Everybody misplaces cell phones or forgets a name from time to time. But if you're older than 60 and feel like your memory is slipping, don't just ignore it--you may be at greater risk for brain diseases like dementia, according to new research from the University of Kentucky.
The study team analyzed years of memory and health data on a large group of men and women age 60 and older--none of whom started out with dementia or memory impairment. Compared to those who reported no memory issues during the study, people who complained of worsening recall were roughly three times more likely to develop dementia later in life. How much later? Dementia set in an average of 12 years after a person first noticed memory problems, the authors say.
Of course, memory slips can be as common with aging as sore knees. More than half of the people who participated in the study reported memory glitches, said study coauthor Richard Kryscio, of UK's Sanders-Brown Center on Aging. But while those memory concerns signaled an increased risk for some brain diseases, "those memory complaints did not guarantee a person would develop dementia," Kryscio stressed.

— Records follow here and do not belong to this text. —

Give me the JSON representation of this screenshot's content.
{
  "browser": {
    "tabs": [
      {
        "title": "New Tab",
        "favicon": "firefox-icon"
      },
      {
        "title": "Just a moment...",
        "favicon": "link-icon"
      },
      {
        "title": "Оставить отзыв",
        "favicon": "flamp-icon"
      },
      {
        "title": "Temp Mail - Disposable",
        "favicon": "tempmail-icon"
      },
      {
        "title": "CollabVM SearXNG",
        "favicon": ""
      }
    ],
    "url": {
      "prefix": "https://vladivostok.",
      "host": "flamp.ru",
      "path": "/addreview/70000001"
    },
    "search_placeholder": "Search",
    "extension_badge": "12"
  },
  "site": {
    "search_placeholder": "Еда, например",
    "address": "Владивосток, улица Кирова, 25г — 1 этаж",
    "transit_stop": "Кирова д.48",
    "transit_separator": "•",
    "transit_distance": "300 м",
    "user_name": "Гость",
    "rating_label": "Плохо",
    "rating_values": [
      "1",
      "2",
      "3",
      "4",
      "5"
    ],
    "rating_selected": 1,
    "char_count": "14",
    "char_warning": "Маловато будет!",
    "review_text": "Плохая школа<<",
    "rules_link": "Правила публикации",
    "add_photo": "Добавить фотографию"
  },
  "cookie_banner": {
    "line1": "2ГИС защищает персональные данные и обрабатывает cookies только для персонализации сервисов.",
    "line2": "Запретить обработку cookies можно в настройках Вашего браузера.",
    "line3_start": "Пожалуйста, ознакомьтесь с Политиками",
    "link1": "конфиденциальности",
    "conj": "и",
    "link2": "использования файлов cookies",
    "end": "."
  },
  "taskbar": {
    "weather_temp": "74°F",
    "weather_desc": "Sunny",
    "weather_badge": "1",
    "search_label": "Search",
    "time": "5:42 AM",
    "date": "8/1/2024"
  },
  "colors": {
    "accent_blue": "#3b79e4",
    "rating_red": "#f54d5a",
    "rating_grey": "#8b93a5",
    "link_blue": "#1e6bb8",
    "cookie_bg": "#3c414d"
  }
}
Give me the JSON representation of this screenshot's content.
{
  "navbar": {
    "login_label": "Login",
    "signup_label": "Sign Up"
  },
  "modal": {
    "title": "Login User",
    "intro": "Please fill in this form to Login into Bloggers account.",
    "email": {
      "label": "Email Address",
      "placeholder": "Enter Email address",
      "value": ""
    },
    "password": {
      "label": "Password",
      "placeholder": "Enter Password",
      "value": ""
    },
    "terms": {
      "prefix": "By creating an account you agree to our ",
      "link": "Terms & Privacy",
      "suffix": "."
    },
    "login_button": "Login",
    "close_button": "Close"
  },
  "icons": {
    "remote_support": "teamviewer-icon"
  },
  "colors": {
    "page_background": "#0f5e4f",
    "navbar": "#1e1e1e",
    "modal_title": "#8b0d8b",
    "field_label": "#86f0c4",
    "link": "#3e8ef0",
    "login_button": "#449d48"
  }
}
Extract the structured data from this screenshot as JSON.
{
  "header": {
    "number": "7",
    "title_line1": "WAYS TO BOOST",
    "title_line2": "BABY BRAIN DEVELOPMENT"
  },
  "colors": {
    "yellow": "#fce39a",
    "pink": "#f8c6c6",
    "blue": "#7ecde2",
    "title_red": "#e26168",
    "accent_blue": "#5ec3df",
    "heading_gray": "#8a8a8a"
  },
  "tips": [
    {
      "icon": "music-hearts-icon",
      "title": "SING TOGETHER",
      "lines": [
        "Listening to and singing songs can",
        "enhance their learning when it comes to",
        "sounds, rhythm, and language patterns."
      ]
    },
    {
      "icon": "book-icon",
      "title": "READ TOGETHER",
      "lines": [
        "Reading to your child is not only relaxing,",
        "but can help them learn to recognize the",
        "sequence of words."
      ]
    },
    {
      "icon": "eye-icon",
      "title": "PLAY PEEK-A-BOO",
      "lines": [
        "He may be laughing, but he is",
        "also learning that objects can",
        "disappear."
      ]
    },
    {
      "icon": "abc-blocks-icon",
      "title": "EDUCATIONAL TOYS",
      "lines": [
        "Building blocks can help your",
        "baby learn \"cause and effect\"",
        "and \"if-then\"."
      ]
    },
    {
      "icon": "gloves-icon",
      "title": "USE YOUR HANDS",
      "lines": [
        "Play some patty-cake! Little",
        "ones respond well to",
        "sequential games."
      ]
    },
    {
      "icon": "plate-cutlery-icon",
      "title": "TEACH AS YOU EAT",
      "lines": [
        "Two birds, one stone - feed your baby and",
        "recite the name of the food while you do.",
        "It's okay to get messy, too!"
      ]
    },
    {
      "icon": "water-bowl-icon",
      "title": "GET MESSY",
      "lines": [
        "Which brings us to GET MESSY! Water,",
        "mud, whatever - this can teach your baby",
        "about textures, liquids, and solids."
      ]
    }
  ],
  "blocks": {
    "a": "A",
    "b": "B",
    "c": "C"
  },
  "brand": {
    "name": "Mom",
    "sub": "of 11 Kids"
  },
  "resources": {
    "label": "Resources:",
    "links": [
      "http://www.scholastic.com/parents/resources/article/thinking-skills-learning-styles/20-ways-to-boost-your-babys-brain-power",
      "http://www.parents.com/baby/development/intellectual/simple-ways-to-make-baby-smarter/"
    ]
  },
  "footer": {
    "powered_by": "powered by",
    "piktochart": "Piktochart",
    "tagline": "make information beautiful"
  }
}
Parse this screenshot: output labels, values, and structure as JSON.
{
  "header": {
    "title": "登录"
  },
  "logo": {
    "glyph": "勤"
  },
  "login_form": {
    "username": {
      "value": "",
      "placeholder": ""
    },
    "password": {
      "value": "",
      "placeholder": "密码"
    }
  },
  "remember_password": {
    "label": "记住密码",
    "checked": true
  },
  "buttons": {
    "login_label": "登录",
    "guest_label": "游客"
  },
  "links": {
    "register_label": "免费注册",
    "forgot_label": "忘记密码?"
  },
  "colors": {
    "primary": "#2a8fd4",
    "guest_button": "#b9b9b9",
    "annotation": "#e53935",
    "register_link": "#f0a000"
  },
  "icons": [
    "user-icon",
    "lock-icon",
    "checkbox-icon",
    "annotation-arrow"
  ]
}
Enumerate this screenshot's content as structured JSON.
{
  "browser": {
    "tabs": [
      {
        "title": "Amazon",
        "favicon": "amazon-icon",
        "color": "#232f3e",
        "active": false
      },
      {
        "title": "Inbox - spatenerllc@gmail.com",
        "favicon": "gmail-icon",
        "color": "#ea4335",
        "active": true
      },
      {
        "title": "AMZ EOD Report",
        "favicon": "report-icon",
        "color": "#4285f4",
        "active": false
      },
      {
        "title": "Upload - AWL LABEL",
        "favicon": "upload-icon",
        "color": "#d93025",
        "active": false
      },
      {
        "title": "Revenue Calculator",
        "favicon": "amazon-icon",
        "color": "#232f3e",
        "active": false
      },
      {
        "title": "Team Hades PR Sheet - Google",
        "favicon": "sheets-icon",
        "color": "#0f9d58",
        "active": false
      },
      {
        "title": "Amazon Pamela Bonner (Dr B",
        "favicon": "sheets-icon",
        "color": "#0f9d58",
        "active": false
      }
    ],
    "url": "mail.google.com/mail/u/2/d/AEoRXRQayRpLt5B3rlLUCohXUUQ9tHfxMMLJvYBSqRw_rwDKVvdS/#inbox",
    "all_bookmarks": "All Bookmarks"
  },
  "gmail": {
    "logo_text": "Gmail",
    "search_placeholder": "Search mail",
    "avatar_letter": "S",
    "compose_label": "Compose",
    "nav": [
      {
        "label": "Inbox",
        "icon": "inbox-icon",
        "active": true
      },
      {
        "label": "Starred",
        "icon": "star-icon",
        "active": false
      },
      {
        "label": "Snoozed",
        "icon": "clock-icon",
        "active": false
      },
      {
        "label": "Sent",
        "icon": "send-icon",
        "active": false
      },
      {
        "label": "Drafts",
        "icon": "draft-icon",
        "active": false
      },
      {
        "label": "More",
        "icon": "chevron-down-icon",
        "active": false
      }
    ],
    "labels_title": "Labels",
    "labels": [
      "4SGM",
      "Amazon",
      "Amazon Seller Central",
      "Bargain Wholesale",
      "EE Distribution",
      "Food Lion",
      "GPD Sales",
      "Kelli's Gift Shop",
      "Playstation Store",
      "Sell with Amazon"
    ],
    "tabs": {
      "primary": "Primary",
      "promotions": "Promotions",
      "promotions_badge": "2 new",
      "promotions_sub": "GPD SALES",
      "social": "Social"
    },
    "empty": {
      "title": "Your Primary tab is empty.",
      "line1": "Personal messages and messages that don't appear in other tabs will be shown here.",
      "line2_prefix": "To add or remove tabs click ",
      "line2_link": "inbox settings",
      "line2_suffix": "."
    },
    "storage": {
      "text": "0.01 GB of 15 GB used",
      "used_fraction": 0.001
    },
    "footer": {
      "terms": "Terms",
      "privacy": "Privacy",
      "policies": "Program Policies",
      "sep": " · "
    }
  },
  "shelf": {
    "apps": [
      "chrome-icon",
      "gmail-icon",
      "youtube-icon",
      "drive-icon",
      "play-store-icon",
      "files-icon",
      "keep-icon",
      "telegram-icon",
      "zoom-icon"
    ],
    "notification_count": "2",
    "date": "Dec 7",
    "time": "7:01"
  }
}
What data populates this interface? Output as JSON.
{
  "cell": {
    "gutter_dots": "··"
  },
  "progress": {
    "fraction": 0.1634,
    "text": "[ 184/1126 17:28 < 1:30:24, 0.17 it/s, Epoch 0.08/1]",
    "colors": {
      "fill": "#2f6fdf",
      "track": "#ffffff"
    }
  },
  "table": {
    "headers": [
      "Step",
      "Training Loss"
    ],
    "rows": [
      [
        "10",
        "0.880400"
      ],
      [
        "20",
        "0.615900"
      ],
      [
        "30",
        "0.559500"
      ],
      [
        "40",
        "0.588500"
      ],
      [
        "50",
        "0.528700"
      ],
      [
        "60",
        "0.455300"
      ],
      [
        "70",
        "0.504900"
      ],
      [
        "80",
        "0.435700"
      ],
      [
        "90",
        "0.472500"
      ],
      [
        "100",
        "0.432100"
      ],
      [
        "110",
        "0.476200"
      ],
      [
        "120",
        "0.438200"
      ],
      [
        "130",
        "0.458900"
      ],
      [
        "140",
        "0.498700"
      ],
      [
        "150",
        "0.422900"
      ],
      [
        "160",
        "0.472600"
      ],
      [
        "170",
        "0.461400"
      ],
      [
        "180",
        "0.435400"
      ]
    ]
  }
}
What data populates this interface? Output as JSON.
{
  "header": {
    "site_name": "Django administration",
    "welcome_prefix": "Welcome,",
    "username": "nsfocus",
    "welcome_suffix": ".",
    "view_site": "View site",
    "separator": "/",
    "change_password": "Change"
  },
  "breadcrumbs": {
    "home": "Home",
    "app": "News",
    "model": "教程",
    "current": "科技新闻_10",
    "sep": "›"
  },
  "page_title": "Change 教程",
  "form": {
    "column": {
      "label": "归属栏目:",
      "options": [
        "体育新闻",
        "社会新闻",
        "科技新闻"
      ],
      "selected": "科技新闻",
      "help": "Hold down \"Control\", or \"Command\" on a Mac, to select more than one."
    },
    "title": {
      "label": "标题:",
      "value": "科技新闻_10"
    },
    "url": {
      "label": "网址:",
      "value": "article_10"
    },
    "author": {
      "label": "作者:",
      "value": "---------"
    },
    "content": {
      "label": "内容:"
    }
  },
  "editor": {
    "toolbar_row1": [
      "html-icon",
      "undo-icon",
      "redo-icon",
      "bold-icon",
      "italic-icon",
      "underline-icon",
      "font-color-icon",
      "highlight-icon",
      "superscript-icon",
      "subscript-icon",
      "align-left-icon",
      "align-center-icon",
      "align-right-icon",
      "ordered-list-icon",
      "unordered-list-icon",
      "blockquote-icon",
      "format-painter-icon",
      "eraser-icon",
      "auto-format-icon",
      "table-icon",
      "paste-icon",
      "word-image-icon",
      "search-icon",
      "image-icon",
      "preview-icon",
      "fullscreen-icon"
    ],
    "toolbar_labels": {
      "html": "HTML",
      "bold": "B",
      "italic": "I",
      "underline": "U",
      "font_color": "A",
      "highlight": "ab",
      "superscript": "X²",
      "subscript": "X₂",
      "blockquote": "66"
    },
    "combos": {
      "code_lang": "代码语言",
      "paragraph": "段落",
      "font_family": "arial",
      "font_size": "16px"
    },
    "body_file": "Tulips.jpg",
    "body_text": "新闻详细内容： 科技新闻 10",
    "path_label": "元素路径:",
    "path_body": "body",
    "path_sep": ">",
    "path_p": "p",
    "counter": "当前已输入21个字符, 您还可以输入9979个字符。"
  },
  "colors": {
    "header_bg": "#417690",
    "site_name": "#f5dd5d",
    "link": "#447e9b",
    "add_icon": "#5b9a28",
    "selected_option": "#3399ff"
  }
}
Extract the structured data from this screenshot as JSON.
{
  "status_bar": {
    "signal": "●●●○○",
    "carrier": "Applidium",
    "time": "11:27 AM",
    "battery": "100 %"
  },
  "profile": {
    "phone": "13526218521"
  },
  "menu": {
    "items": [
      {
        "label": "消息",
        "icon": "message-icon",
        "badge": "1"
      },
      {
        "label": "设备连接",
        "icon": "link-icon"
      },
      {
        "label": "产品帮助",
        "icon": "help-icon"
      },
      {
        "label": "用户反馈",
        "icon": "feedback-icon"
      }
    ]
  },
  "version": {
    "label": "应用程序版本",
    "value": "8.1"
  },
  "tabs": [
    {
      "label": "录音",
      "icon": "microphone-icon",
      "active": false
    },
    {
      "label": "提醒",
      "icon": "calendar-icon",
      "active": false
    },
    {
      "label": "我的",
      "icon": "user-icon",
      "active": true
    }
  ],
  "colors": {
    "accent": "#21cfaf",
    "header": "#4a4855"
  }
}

He also warns that an occasional memory hiccup--those lost phones or forgotten names--are not reasons to freak out. Instead, you should be on the lookout for a noticeable decline in your ability to recall things, Kryscio said.
"Ask yourself what direction your memory is heading over a period of several months or years," he suggested. If you think your recall is definitely declining, that’s a sign you need to notify your doctor, he adds.
But what can your doctor do about it?
"First of all, he or she can help you assess if the problem is real and getting worse," Kryscio explained. "Your doctor can also look for other things that might be causing your memory issues."
He mentioned vitamin deficiencies--specifically a lack of B12--and poor sleep as two not-so-scary explanations for your muddled memory (if shut-eye is hard for you, these 20 ways to sleep better every night can help).
Unfortunately, there's no cure for dementia. But Kryscio said he's hopeful treatments will soon be available that can forestall or prevent the advance of the disease. By keeping on top of your memory issues with your doctor, you'll ensure yourself the best possible outcome, he added.